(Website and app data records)
* * * * * * *
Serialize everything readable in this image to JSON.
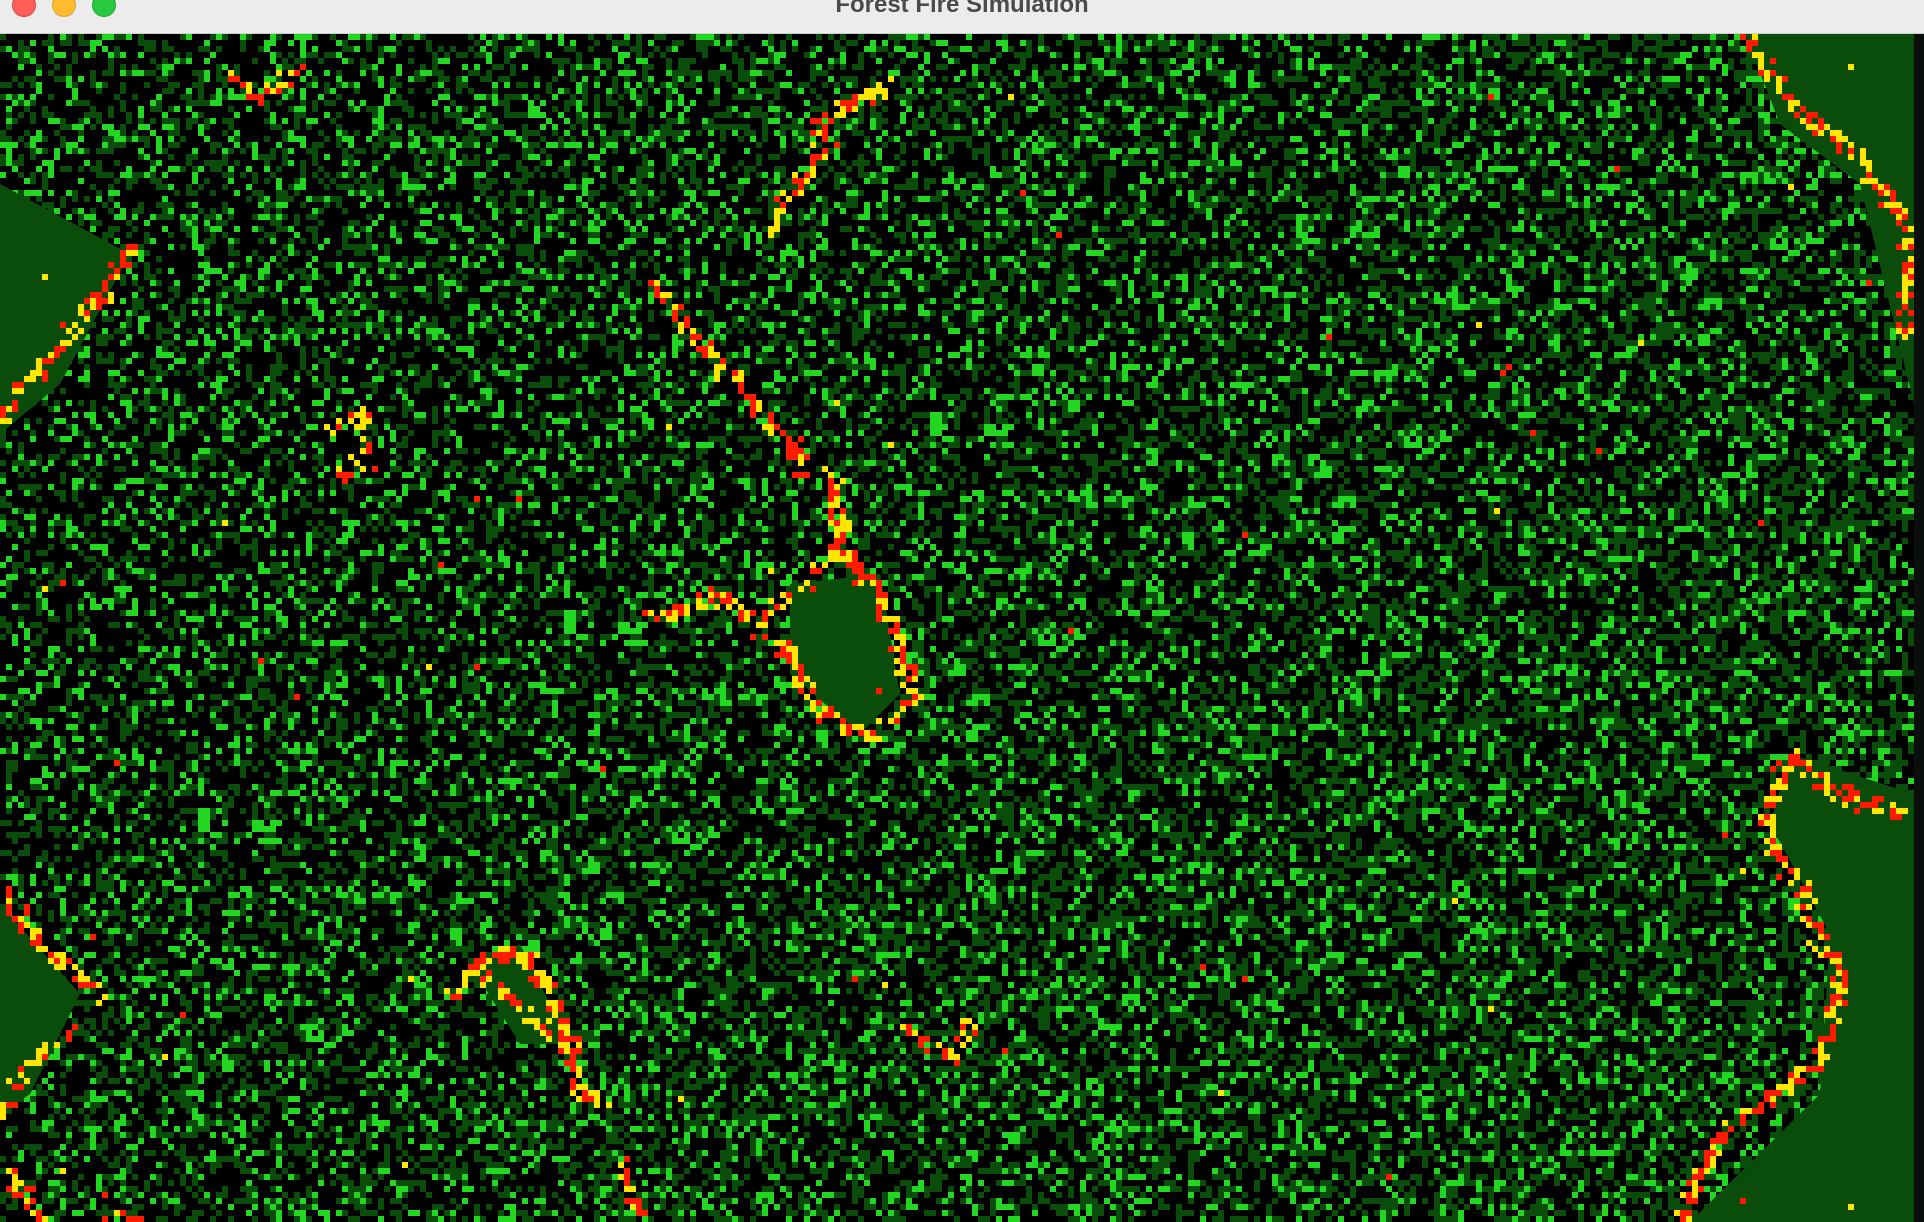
{
  "window": {
    "title": "Forest Fire Simulation"
  },
  "controls": {
    "close_icon": "close-icon",
    "minimize_icon": "minimize-icon",
    "zoom_icon": "zoom-icon"
  },
  "colors": {
    "empty": "#000000",
    "tree": "#0a4d0a",
    "growing": "#22d622",
    "burning": "#ff1a00",
    "ember": "#ffe600",
    "titlebar": "#ececec"
  },
  "grid": {
    "tree_density": 0.42,
    "bright_density": 0.14
  }
}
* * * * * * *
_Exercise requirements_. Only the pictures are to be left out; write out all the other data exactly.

_The completed task_.
Serialize everything readable in this image to JSON.
{
  "window": {
    "title": "Forest Fire Simulation"
  },
  "controls": {
    "close_icon": "close-icon",
    "minimize_icon": "minimize-icon",
    "zoom_icon": "zoom-icon"
  },
  "colors": {
    "empty": "#000000",
    "tree": "#0a4d0a",
    "growing": "#22d622",
    "burning": "#ff1a00",
    "ember": "#ffe600",
    "titlebar": "#ececec"
  },
  "grid": {
    "tree_density": 0.42,
    "bright_density": 0.14
  }
}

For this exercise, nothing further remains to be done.